Rare Genetic Variants Underlie Outlying levels of DNA Methylation and Gene-Expression
Testing the effect of rare variants on phenotypic variation is difficult due to the need for extremely large cohorts to identify associated variants given expected effect sizes. An alternative approach is to investigate the effect of rare genetic variants on low-level genomic traits, such as gene expression or DNA methylation (DNAm), as effect sizes are expected to be larger for low-level compared to higher-order complex traits. Here, we investigate DNAm in healthy ageing populations - the Lothian Birth cohorts of 1921 and 1936 and identify both transient and stable outlying DNAm levels across the genome. We find an enrichment of rare genetic variants within 1kb of DNAm sites in individuals with stable outlying DNAm, implying genetic control of this extreme variation. Using a family-based cohort, the Brisbane Systems Genetics Study, we observed increased sharing of DNAm outliers among more closely related individuals, consistent with these outliers being driven by rare genetic variation. We demonstrated that outlying DNAm levels have a functional consequence on gene expression levels, with extreme levels of DNAm being associated with gene expression levels towards the tails of the population distribution.
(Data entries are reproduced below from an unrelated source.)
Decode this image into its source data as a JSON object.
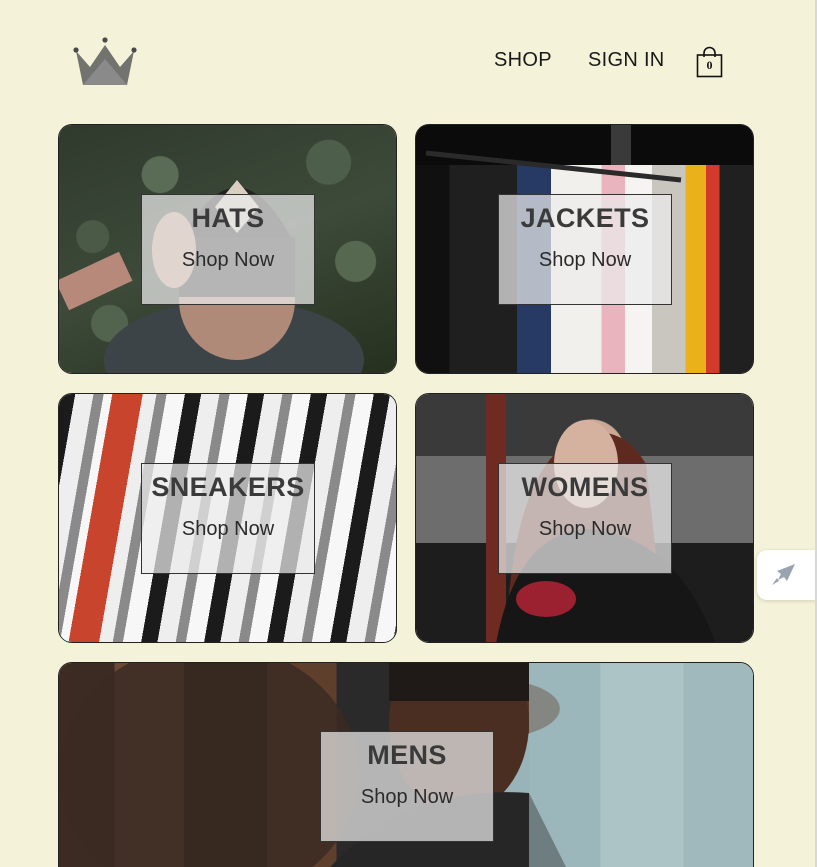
{
  "header": {
    "logo_icon": "crown-icon",
    "nav": {
      "shop_label": "SHOP",
      "signin_label": "SIGN IN"
    },
    "cart": {
      "icon": "shopping-bag-icon",
      "count": "0"
    }
  },
  "categories": [
    {
      "title": "HATS",
      "cta": "Shop Now"
    },
    {
      "title": "JACKETS",
      "cta": "Shop Now"
    },
    {
      "title": "SNEAKERS",
      "cta": "Shop Now"
    },
    {
      "title": "WOMENS",
      "cta": "Shop Now"
    },
    {
      "title": "MENS",
      "cta": "Shop Now"
    }
  ],
  "floating_button": {
    "icon": "rocket-icon"
  },
  "colors": {
    "background": "#f4f3d9",
    "overlay": "#ececec",
    "text": "#3a3a3a"
  }
}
Overall, this study demonstrates the role of rare variants in the phenotypic variation of low-level genomic traits, and the effect of extreme levels of DNAm on gene expression.